## Work request
Would you set down the lines running from the one that holds "Give me the" to the final line of the listing, both included, exactly and with no others?
# # # # # # #
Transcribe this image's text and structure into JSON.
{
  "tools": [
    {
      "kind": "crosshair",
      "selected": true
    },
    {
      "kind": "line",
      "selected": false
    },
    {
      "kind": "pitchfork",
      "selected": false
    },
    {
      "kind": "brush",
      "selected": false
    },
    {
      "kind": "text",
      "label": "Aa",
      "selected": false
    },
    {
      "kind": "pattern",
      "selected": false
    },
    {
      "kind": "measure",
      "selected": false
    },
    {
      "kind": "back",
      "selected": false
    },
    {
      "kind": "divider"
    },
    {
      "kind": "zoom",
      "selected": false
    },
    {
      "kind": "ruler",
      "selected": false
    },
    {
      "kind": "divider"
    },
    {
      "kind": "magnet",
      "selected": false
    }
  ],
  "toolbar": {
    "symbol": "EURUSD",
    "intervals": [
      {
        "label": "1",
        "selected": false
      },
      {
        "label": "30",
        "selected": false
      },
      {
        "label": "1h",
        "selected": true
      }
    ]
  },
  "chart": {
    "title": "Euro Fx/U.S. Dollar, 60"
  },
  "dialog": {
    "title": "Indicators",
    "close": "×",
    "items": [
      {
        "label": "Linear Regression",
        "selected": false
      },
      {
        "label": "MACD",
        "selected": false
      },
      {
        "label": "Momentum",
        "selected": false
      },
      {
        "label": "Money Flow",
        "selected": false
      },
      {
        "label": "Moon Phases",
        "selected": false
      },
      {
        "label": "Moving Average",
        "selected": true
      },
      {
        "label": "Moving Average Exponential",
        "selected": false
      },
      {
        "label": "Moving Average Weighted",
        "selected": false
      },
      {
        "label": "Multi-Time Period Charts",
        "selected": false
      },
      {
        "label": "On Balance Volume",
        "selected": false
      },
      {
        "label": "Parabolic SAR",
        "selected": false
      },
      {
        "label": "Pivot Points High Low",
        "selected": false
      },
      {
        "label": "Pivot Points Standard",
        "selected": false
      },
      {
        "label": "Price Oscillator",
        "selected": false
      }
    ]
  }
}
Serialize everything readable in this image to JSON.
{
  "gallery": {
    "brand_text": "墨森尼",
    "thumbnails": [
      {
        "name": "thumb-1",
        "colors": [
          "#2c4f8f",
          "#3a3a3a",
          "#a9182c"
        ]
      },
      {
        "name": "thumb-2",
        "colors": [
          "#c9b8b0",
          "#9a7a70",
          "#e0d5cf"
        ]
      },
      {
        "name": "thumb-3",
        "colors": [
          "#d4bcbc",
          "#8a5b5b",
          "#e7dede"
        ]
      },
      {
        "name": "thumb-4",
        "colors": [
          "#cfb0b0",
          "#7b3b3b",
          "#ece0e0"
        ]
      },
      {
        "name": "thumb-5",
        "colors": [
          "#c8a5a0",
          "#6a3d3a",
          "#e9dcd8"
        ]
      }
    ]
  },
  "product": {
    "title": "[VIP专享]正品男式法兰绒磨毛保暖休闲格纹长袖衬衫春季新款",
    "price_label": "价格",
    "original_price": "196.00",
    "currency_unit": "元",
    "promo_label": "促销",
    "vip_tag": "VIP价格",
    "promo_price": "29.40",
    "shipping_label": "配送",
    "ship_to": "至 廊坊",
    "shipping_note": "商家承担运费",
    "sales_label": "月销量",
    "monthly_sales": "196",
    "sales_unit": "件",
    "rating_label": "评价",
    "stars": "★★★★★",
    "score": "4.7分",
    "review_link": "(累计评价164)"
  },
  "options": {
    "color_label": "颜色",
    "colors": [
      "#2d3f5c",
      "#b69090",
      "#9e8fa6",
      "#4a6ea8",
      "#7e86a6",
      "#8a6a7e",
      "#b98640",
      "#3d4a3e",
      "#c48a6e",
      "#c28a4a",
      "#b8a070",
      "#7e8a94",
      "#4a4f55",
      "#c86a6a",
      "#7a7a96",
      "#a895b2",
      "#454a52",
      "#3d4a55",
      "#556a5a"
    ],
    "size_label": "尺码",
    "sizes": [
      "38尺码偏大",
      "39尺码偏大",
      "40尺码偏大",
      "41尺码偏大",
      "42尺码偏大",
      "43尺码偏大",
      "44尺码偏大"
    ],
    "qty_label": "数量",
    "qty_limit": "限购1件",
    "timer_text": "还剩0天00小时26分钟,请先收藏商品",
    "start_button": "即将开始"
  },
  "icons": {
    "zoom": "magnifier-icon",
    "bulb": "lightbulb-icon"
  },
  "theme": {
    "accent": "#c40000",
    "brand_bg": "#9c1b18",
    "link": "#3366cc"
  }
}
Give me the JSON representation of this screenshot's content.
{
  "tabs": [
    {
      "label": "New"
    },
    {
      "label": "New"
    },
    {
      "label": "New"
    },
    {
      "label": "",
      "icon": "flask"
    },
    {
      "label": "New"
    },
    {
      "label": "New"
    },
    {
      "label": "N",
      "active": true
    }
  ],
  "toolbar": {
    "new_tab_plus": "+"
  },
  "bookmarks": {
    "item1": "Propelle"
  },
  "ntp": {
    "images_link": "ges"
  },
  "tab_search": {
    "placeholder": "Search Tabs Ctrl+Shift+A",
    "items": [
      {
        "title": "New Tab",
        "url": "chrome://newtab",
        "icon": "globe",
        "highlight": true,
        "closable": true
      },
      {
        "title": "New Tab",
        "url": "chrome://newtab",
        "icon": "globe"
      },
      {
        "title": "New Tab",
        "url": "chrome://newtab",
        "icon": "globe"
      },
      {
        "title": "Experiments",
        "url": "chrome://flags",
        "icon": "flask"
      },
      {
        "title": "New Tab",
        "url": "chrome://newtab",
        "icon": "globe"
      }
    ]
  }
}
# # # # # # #
## Response to this exercise
Give me the JSON representation of this screenshot's content.
{
  "tabs": [
    {
      "label": "New"
    },
    {
      "label": "New"
    },
    {
      "label": "New"
    },
    {
      "label": "",
      "icon": "flask"
    },
    {
      "label": "New"
    },
    {
      "label": "New"
    },
    {
      "label": "N",
      "active": true
    }
  ],
  "toolbar": {
    "new_tab_plus": "+"
  },
  "bookmarks": {
    "item1": "Propelle"
  },
  "ntp": {
    "images_link": "ges"
  },
  "tab_search": {
    "placeholder": "Search Tabs Ctrl+Shift+A",
    "items": [
      {
        "title": "New Tab",
        "url": "chrome://newtab",
        "icon": "globe",
        "highlight": true,
        "closable": true
      },
      {
        "title": "New Tab",
        "url": "chrome://newtab",
        "icon": "globe"
      },
      {
        "title": "New Tab",
        "url": "chrome://newtab",
        "icon": "globe"
      },
      {
        "title": "Experiments",
        "url": "chrome://flags",
        "icon": "flask"
      },
      {
        "title": "New Tab",
        "url": "chrome://newtab",
        "icon": "globe"
      }
    ]
  }
}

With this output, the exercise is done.